** Exercise brief **
The line containing "Read all visible content and emit it as JSON." marks the start; repeat it and every following line exactly through the end of the entries.

** Source information **
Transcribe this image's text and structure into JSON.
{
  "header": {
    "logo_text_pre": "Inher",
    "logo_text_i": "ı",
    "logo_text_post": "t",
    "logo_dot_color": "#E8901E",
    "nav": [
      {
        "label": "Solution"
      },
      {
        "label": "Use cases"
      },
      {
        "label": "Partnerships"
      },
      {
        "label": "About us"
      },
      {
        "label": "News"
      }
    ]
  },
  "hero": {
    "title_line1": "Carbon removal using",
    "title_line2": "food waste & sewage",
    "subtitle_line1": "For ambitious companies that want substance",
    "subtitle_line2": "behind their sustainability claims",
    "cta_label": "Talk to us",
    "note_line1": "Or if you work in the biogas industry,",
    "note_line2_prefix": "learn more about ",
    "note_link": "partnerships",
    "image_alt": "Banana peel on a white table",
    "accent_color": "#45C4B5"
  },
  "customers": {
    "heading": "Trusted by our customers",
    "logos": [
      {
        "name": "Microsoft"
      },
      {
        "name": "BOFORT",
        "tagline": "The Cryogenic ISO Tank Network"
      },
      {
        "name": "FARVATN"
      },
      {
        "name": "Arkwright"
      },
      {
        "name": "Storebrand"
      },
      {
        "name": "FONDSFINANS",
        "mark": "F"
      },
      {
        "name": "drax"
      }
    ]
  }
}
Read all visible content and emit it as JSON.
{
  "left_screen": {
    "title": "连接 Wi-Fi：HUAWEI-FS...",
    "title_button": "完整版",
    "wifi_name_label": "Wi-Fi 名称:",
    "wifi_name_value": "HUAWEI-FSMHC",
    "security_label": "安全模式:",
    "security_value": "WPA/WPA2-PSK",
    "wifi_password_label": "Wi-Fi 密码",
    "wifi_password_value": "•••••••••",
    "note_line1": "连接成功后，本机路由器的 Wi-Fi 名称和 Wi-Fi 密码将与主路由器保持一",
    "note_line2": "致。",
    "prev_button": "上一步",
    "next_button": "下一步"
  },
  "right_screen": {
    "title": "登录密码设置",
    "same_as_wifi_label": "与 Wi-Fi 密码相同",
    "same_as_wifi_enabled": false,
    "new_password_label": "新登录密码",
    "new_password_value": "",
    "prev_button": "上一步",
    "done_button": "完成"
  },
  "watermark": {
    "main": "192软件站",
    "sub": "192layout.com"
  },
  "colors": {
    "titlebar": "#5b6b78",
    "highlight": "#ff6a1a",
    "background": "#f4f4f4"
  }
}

** Written solution **
Read all visible content and emit it as JSON.
{
  "left_screen": {
    "title": "连接 Wi-Fi：HUAWEI-FS...",
    "title_button": "完整版",
    "wifi_name_label": "Wi-Fi 名称:",
    "wifi_name_value": "HUAWEI-FSMHC",
    "security_label": "安全模式:",
    "security_value": "WPA/WPA2-PSK",
    "wifi_password_label": "Wi-Fi 密码",
    "wifi_password_value": "•••••••••",
    "note_line1": "连接成功后，本机路由器的 Wi-Fi 名称和 Wi-Fi 密码将与主路由器保持一",
    "note_line2": "致。",
    "prev_button": "上一步",
    "next_button": "下一步"
  },
  "right_screen": {
    "title": "登录密码设置",
    "same_as_wifi_label": "与 Wi-Fi 密码相同",
    "same_as_wifi_enabled": false,
    "new_password_label": "新登录密码",
    "new_password_value": "",
    "prev_button": "上一步",
    "done_button": "完成"
  },
  "watermark": {
    "main": "192软件站",
    "sub": "192layout.com"
  },
  "colors": {
    "titlebar": "#5b6b78",
    "highlight": "#ff6a1a",
    "background": "#f4f4f4"
  }
}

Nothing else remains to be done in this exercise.